Archive for April 2013
I have written before that I am not the worlds’ biggest fan of US cities. There are but a few exceptions to the rule, and I recently discovered another one.
Most metropolitan areas in America seem to be spread out across huge areas of land – without a real city center – and they are impossible to navigate by foot or by public transport. There are a few exceptions. New York was fun, but expensive and on the busy side. I love San Francisco and Seattle, and I could see myself living in either if they weren’t on the other side of the globe.
So my expectations for New Orleans were pretty low. Not having read up on its history like the good ignorant tourist I am I was expecting another clunky high concrete-to-services-ratio kind of town, perhaps with a little relief in the form of an overly polished mall. Not so.
New Orleans is a greasy, dirty kind of city – in a good way. It’s old, and lived. It’s got history and atmosphere. There’s jazz on every corner, and lots of dive bars and strip clubs that stay open all night. Bourbon Street is a bit too touristy for my taste, but there are many other interesting streets nearby. We spent most of our free days walking alongside the river delta and about the city streets. I found a couple of nice bookstores – proper bookstores with barely any light, a handwritten register, wobbly stacks of books and barely any room to move. Being the addict I am, I bought more books than I will be able to read in the next 6 months. In the evenings, we hung out in the dive bars and absynthe houses, we drunk beer and other crazy stuff, and listened to jazz and fusion.
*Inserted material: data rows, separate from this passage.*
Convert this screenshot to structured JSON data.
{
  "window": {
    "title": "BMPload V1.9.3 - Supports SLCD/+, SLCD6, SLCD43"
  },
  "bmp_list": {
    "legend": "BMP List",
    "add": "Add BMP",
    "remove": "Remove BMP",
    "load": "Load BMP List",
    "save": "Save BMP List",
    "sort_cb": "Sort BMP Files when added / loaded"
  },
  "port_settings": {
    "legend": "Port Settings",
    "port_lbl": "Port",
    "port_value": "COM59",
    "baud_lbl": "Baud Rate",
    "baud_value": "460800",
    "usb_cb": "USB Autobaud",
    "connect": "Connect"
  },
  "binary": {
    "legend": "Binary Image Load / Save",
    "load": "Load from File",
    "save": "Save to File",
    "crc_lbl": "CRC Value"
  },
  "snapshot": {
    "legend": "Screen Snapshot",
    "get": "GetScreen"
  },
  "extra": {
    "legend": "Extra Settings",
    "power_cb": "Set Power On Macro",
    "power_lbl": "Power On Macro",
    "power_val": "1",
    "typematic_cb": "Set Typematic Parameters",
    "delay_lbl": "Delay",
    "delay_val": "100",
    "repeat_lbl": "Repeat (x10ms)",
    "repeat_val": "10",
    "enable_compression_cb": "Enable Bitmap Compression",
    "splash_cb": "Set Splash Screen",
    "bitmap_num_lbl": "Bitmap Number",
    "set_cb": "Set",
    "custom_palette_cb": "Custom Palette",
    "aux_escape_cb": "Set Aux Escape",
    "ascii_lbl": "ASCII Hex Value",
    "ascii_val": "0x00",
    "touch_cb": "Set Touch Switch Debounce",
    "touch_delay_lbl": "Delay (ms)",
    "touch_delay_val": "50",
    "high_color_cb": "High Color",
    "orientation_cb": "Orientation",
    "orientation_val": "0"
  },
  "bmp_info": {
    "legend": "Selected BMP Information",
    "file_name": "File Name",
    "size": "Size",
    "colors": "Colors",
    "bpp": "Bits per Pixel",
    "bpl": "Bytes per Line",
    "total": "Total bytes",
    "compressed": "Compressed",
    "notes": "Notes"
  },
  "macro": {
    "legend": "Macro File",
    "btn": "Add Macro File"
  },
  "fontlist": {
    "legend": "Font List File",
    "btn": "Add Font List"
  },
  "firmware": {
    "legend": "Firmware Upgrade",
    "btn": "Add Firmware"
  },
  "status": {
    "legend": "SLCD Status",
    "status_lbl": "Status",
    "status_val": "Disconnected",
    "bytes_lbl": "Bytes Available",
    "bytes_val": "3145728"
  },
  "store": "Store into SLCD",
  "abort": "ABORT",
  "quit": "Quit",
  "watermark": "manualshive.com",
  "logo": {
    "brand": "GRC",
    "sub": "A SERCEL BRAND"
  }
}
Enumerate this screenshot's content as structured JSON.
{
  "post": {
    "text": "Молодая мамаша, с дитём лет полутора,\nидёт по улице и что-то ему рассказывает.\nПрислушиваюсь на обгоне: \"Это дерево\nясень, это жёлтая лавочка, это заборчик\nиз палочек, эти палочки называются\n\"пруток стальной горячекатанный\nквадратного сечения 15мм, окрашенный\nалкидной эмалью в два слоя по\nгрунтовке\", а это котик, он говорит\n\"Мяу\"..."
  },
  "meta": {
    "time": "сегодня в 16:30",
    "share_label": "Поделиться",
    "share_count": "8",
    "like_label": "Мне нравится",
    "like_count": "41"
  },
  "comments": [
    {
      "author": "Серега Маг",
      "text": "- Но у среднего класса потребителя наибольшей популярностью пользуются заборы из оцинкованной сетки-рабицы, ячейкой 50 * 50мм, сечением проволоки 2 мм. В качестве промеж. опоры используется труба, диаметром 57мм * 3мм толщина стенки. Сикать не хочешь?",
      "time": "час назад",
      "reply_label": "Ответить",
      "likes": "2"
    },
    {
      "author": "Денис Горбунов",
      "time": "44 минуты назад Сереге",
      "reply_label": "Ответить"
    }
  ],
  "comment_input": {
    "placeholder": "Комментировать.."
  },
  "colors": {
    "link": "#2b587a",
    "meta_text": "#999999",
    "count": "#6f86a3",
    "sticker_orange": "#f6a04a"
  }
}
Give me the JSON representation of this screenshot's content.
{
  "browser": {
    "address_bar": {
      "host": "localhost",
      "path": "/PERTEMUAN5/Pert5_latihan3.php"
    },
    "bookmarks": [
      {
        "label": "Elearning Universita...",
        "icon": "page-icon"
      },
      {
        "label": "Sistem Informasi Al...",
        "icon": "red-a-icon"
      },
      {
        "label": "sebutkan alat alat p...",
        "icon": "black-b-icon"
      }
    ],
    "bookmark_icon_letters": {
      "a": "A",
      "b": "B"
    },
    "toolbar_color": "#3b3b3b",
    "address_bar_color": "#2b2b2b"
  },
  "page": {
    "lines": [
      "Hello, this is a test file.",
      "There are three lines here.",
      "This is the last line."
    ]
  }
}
I will definitely return if I get the chance.
Fear and Loathing in Las Vegas by Hunter S. Thompson
Pretty much what I expected from it. Travelogue of a drugged-up roadtrip, against a backdrop of the latter years of the American sixties. The book starts out very strong, but bored me more and more towards the end.
I’d still like to see Vegas sometime.
A Clockwork Orange by Anthony Burgess
More dystopia. I enjoyed the movie, and the book is good too. It took me a while to get past the annoying abundance of nadsat in the first dozen pages.
I love life on the road, but it’s also nice to have a place to call home again. The last six months had me travel across most of Europe in the midst of winter. I’ve slept on the couches and in the beds of my friends and strangers, at bed-and-breakfasts, in a rental apartment, a handful of night trains, several hotel rooms and a couple of hostel dorms. The introvert in me needs a break.
This week I moved into my new place, a single bedroom apartment in one of London’s southern boroughs. It’s not super cheap, or large, or in a great neighborhood – welcome to London – but it’s comfy, near one of the more active high streets, and – above all – mine. In terms of square feet (or square meters – whatever) it’s about a third the size of my flat in the Netherlands.
Before I moved out, I threw out as much stuff as I thought I could. A lot of furniture made its way to my sister, and what was left went to the local recycling or landfill. The remainder was packed “carefully” into three dozen boxes by the moving company, and then picked up and put in storage here in London. It’s sat in a warehouse for 5 months while I was doing my thing roaming about Europe, and I haven’t missed any of it. Perhaps it’s time to throw out more so my next move won’t be such a hassle.
It seems like a long time ago that I lived in the Netherlands. I can see myself staying in the UK for a couple more years, and then move elsewhere.